“Localised depletion is evaluated as unlikely with the proposed harvesting fractions applied in the SPF because most small pelagic species...are highly mobile and local areas replenish quickly provided the overall stocks are not depleted.” (The Commonwealth Small Pelagic Fishery: General background to the scientific issues)

Senator Colbeck said vessels fishing in the Small Pelagic Fishery are fitted with a mandatory GPS tracking system and will carry independent observers for at least the first 10 trips, and regularly after that.

The vessel will also be required to land all catch in Australia to a licensed Commonwealth fish receiver; fisheries officers will regularly conduct landing inspections.
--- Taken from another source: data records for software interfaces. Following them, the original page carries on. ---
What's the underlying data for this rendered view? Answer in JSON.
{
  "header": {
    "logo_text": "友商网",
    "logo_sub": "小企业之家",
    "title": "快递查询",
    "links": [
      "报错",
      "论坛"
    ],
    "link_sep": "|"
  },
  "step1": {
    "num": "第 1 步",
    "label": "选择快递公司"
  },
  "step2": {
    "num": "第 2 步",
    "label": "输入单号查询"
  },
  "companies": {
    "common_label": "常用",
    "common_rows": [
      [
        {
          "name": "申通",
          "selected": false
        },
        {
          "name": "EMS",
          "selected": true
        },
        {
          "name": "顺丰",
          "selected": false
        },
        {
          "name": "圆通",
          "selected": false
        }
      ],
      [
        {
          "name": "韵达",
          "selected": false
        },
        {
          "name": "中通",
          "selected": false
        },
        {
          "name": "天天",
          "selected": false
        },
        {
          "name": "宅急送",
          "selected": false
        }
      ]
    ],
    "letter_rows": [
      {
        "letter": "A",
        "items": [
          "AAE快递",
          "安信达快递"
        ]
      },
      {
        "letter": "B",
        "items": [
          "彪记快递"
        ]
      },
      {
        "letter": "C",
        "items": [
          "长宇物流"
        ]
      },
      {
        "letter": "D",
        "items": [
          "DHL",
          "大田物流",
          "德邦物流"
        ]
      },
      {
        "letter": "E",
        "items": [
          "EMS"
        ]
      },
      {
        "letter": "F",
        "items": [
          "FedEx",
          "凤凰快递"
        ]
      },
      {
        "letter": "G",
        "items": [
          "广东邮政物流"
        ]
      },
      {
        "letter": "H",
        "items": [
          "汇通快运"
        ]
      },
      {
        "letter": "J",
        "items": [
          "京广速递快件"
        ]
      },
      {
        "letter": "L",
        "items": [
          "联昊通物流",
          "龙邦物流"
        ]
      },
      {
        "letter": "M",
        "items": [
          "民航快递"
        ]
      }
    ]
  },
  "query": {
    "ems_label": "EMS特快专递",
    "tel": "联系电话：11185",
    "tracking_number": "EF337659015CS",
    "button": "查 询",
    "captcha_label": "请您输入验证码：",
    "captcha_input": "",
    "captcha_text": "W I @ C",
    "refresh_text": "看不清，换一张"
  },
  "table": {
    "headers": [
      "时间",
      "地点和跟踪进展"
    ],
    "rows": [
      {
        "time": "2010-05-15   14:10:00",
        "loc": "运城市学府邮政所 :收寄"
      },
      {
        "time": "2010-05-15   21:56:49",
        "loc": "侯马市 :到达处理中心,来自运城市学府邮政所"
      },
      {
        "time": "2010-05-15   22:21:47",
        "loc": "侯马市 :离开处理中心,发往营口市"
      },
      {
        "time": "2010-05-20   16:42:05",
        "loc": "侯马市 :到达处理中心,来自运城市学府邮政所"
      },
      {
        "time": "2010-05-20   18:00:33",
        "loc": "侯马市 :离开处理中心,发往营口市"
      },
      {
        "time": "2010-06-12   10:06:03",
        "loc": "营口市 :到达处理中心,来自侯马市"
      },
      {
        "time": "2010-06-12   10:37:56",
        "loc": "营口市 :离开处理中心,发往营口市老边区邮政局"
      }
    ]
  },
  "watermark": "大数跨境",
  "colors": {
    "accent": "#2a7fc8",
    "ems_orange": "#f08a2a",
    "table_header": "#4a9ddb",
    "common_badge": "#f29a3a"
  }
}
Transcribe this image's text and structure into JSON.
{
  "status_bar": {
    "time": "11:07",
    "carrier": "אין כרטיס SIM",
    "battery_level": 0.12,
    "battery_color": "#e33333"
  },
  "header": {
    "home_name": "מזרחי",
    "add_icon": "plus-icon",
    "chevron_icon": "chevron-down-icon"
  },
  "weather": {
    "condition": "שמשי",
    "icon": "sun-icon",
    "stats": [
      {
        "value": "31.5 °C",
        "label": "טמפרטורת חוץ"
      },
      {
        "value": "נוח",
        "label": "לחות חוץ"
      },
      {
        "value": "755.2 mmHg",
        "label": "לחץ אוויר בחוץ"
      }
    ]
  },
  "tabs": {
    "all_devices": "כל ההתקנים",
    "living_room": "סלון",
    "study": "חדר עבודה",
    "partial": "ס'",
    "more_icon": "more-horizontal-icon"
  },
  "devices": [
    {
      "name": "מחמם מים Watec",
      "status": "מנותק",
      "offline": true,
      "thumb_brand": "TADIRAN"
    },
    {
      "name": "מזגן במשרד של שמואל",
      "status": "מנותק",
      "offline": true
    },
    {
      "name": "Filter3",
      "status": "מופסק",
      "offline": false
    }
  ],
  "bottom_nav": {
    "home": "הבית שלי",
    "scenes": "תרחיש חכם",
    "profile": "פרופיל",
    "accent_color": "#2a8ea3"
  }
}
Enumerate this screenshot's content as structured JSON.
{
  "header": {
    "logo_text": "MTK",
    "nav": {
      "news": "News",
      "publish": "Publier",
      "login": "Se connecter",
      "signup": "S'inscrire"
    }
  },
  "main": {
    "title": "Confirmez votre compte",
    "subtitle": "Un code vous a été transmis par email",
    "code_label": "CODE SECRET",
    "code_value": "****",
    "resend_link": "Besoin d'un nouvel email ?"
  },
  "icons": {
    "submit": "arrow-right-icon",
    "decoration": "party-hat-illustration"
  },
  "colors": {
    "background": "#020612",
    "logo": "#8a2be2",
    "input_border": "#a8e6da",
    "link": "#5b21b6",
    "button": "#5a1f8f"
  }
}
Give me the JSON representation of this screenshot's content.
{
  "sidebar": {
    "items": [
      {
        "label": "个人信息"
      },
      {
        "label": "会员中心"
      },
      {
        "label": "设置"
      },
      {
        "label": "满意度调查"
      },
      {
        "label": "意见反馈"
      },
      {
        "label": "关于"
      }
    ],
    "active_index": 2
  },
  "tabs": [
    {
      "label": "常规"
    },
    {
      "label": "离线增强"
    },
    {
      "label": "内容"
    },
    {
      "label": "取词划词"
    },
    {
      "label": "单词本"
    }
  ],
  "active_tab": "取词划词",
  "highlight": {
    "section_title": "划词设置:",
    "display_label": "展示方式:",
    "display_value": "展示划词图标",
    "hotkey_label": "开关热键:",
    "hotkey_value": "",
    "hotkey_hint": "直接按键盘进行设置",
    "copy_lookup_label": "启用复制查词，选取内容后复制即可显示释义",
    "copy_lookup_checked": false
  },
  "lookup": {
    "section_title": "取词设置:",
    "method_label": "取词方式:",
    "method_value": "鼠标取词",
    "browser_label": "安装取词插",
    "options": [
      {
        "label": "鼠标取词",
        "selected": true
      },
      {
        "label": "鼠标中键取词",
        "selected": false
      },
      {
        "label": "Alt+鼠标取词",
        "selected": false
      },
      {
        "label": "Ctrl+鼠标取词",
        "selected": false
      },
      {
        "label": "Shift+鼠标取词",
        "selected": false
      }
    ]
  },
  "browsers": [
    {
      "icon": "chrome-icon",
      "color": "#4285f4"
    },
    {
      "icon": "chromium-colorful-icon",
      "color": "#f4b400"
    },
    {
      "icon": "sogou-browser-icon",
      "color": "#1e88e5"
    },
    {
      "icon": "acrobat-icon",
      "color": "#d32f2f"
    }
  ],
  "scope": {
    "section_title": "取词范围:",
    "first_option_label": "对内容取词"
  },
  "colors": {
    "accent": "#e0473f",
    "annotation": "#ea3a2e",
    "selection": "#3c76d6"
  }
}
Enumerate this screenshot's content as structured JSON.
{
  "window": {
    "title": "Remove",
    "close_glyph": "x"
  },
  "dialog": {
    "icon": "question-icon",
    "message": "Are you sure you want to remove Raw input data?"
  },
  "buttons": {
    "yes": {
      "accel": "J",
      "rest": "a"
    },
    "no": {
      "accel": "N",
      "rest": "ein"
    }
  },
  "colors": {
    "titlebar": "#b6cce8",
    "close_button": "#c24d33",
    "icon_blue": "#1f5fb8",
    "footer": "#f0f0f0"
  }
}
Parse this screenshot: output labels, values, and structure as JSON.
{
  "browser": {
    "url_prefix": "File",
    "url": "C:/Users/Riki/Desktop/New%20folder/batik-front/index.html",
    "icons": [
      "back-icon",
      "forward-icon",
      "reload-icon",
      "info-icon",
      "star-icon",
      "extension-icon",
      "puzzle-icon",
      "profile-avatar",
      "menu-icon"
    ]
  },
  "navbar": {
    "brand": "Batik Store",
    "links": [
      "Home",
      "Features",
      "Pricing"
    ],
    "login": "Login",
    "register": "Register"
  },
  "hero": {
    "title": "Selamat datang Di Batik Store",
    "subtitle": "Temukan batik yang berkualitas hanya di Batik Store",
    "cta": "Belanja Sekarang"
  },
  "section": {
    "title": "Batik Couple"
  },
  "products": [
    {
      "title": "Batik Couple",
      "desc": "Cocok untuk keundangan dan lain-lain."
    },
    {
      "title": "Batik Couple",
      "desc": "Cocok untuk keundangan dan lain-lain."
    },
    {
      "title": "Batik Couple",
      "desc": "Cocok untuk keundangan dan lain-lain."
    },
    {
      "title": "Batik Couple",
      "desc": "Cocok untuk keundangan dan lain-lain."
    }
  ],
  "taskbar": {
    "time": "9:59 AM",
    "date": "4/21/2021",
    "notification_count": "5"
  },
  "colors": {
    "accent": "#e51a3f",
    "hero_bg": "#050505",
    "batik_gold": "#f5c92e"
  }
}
“I recognise that some people have concerns about the size of vessels operating in our fisheries, that is why the Australian Government has said fishing vessels greater than 130 metres will not be permitted to fish in Australian waters,” Senator Colbeck said.

“Australia adopts conservative catch limits for all Commonwealth fisheries. The Small Pelagic Fishery catch is currently set at 7.5 per cent of the total estimated fish population, meaning 92.5 per cent of the estimated fish stock is left in the water.”

“This Government is committed to an informed approach to fisheries management. That is why we have invested A$1.5 million in independent research to refresh our data on the current size of many Australian small pelagic fish stocks.”

The first results from this research will be available in March and will assist in setting total allowable catches for the Small Pelagic Fishery from 1 May 2015. Until the new survey results are available, conservative catch limits are set based on earlier survey data.

Initial results from this research suggest that the spawning biomass for Jack Mackerel may be similar with previous findings. This analysis will be reviewed by independent scientific experts prior to it being finalised.

Senator Colbeck said the Government has done what we said we would do, by undertaking further research on commercial species and having an independent expert panel examine the potential environmental impacts of the operation of large mid water freezer-trawler in the Small Pelagic Fishery.

“Last week we released the latest science from CSIRO (Review and update of harvest strategy settings for the Commonwealth Small Pelagic Fishery) which found that SPF target species have only minor impacts on other parts of the ecosystem, as alternative food sources exist for large predators such as tuna, seals and penguins,” he said.

"None of the key higher trophic level predators in SE Australia, such as seals, penguins and tunas, has a high dietary dependence on these species." (Review and update of harvest strategy settings for the Commonwealth Small Pelagic Fishery)

“It’s important that we strike the right balance between conserving natural resources and having sustainable industries: sound science will continue inform all decisions regarding access to all Australian fisheries.”

“I am satisfied that the current management of Australian fisheries, including the Small Pelagic Fishery, is based on the best available science, protects the future of our natural resources and lays the foundation for a sustainable Australian fishing industry.”